Sunday, October 21, 2012
There's a difference between saying "I can't do that" and "I am not able." 20 years ago, I, like a lot of people, rolled my eyes at being "politically correct". Having a son with a disability has changed that. We don't say "colored" people. As a friend of mine once said, "we aren't a rainbow, we're black." We don't say "retarded" because, well, it's offensive and in most cases inaccurate. We don't say handicapped because it places emphasis on their disability. And I know Tara and I have beaten this dead horse, but we don't say "that child is autistic," we say they have autism. The reason to be "politically correct" is to place importance on the fact that people are people, first. Whatever diagnosis they might have, whatever their skin color, whatever their religious beliefs are and so on, should ALWAYS be secondary to WHO they are. If you have a friend battling cancer, you never say "my cancerous friend," you always say "my friend with cancer," if you even get to that within your first sentence of talking about them. Ok, so enough about that soapbox and onto my point.
I ran a half marathon today. When we think about people who run marathons and even 5 and 10k's, we think of health nuts who are fitness over-achievers. But as I looked around today, there were people running and walking the half and full marathon who did NOT fit that stereotype. There were only people. Skinny people, overweight people, yes, those health nuts, older generations, a man with one arm, people running because it was their birthday, brides from the night before and young people. People who simply said, "I can do this and I don't necessarily care what my time is, if I have to walk it, crawl it or be helped across the finish line." And yes, to my point, there are people who are unable to do it. THAT'S the difference. "I can't" usually means "I don't really want to", which is fine of course, but don't SAY "I can't" just say "I don't want to."
For many people with disabilities, they are unable to run a marathon, although given the chance, most of them would love the opportunity to do so. It's part of the reason I do run. I had a friend once who was fit, healthy, didn't abuse her body and took pride in the fact that she led that kind of lifestyle. And yet she lost her battle to cancer. I started running because I thought, she, more than anyone, would give ANYTHING to be able to go for a run. So I did it for her. Do I like to run? Not really. But it has become an easy form of exercise and a way for me to demonstrate that if you are able, you should.
Having a kid on the Autism Spectrum has made me realize even more, that there are things he is and will be unable to do. And also, that there are many things he can do. He may very well be able to walk a tight rope one of these days. And he most likely will be unable to run a company as CEO. The difference between "can't" and "unable."

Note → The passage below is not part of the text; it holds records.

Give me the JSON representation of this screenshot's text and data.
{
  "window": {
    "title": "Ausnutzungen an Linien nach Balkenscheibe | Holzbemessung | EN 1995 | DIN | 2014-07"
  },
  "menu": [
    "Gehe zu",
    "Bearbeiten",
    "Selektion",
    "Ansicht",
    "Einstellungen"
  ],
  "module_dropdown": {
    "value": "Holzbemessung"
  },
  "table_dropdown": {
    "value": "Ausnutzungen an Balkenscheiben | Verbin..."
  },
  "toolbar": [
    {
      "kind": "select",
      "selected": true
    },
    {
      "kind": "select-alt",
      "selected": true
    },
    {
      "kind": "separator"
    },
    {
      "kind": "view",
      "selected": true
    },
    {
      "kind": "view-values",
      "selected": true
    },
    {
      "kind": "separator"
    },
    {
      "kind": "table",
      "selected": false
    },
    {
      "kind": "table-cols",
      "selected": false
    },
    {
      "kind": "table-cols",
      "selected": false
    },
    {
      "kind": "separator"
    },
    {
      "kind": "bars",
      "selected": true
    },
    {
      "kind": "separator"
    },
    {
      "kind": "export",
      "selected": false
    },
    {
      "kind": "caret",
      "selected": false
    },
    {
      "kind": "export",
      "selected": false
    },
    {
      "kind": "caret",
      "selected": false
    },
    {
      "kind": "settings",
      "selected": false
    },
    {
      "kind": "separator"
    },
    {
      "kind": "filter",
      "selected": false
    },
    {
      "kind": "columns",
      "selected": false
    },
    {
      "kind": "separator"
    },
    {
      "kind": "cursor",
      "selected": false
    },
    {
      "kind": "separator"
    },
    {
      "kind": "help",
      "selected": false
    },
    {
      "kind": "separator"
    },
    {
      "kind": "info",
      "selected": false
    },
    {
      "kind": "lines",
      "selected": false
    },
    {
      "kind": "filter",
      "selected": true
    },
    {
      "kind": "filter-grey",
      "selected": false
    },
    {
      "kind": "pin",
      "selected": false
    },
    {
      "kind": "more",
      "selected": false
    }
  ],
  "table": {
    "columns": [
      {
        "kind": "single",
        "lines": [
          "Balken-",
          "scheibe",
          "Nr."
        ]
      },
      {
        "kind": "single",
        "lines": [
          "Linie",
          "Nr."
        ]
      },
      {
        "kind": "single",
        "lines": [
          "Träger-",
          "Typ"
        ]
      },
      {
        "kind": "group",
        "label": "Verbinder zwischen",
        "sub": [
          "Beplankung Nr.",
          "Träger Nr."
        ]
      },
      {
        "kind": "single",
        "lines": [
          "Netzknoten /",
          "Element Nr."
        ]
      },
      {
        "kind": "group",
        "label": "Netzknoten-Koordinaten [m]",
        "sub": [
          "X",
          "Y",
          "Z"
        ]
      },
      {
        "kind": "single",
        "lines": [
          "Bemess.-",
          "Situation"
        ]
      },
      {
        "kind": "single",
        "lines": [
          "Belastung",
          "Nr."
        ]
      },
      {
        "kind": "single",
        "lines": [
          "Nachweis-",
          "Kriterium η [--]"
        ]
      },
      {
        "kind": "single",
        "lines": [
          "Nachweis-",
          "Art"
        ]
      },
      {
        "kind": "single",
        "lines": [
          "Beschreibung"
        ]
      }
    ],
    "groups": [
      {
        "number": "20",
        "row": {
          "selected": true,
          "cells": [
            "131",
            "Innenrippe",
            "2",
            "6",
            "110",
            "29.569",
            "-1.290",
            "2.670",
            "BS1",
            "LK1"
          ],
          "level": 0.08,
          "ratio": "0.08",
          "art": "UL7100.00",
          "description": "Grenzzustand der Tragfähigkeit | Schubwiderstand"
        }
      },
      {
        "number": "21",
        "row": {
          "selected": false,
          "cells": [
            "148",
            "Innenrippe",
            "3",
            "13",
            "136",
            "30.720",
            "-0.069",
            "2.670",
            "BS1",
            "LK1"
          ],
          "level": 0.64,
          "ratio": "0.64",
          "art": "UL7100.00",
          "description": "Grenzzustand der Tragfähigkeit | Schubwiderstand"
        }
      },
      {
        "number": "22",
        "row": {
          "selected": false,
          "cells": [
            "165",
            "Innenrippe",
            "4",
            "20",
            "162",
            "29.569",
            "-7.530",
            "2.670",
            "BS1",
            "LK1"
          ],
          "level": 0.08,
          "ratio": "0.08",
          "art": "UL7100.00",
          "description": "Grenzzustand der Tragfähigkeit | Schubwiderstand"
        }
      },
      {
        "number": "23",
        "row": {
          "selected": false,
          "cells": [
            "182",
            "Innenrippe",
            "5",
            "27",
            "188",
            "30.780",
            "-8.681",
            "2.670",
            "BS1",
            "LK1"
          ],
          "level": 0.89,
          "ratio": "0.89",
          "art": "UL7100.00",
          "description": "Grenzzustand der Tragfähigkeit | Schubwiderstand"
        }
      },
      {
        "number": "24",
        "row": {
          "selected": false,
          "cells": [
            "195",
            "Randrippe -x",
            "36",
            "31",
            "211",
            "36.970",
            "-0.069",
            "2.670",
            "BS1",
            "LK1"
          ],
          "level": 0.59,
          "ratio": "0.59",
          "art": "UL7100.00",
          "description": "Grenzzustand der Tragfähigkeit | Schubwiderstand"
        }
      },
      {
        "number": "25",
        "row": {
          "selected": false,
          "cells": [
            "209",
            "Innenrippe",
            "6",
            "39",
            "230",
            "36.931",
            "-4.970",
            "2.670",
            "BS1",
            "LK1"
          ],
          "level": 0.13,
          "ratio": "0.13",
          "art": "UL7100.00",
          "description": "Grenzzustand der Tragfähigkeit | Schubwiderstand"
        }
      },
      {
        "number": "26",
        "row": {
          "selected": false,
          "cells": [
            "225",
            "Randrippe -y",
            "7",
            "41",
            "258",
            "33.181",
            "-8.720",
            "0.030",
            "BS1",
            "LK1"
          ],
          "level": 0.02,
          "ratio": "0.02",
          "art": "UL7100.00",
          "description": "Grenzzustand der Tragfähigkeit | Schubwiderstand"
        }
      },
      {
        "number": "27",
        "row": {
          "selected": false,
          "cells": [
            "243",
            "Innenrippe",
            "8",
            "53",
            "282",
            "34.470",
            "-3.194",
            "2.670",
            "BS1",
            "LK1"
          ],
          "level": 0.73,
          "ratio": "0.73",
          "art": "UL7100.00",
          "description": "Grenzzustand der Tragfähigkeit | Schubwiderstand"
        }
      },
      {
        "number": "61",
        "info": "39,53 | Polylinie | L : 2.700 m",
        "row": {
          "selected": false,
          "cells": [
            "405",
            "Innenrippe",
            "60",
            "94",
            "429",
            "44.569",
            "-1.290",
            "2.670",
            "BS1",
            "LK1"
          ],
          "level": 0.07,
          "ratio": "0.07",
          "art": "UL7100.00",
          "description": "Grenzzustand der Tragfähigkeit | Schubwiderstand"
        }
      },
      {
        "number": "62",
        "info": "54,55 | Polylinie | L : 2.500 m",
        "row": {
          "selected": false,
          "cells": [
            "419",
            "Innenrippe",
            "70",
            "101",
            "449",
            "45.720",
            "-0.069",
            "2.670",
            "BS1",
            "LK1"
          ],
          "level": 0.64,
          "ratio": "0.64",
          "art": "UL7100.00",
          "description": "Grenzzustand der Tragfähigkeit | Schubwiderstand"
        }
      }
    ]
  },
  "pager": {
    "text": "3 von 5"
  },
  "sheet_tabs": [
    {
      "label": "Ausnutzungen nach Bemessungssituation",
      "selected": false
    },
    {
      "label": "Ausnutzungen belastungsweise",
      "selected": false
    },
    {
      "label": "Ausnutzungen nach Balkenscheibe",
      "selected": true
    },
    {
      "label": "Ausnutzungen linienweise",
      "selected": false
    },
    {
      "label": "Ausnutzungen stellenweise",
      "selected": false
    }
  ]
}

There were people on the marathon today who were unable to finish because of injury or it was too much of an effort for their body. There were also people with determination, even with a disability that didn't affect their legs, that WERE able to run it and finish. I hadn't really trained for this run for various reasons including injuries myself, and at about mile 7 the pain kicked in to epic proportions. I winced with every stride, the sweat was more from pain that cardio and I wanted to quit. My feet hurt due to plantar fasciitis, my knees were killing me because of a weak IT band, my hips hurt probably due to deferred pain from my knees and I had stabbing muscle spasms in my upper shoulder. Needless to say, it wasn't a fun race. But I kept telling myself that I was able to finish. I kept reminding myself, as I ALWAYS do in races, that there are things my son with autism won't be able to do and i AM able to do this, so i do. It proves to him, even though he wasn't there, that when he wants to give up in Math, when he wants to walk away from kids who aren't being nice, when he wants to abandon reciting his sight words, that he is able. And one of these days, probably soon, I will not be able to run a half marathon. And one of these days, my son will not be able to do something he wants to. And when that day comes, we will both be scorning the people who can.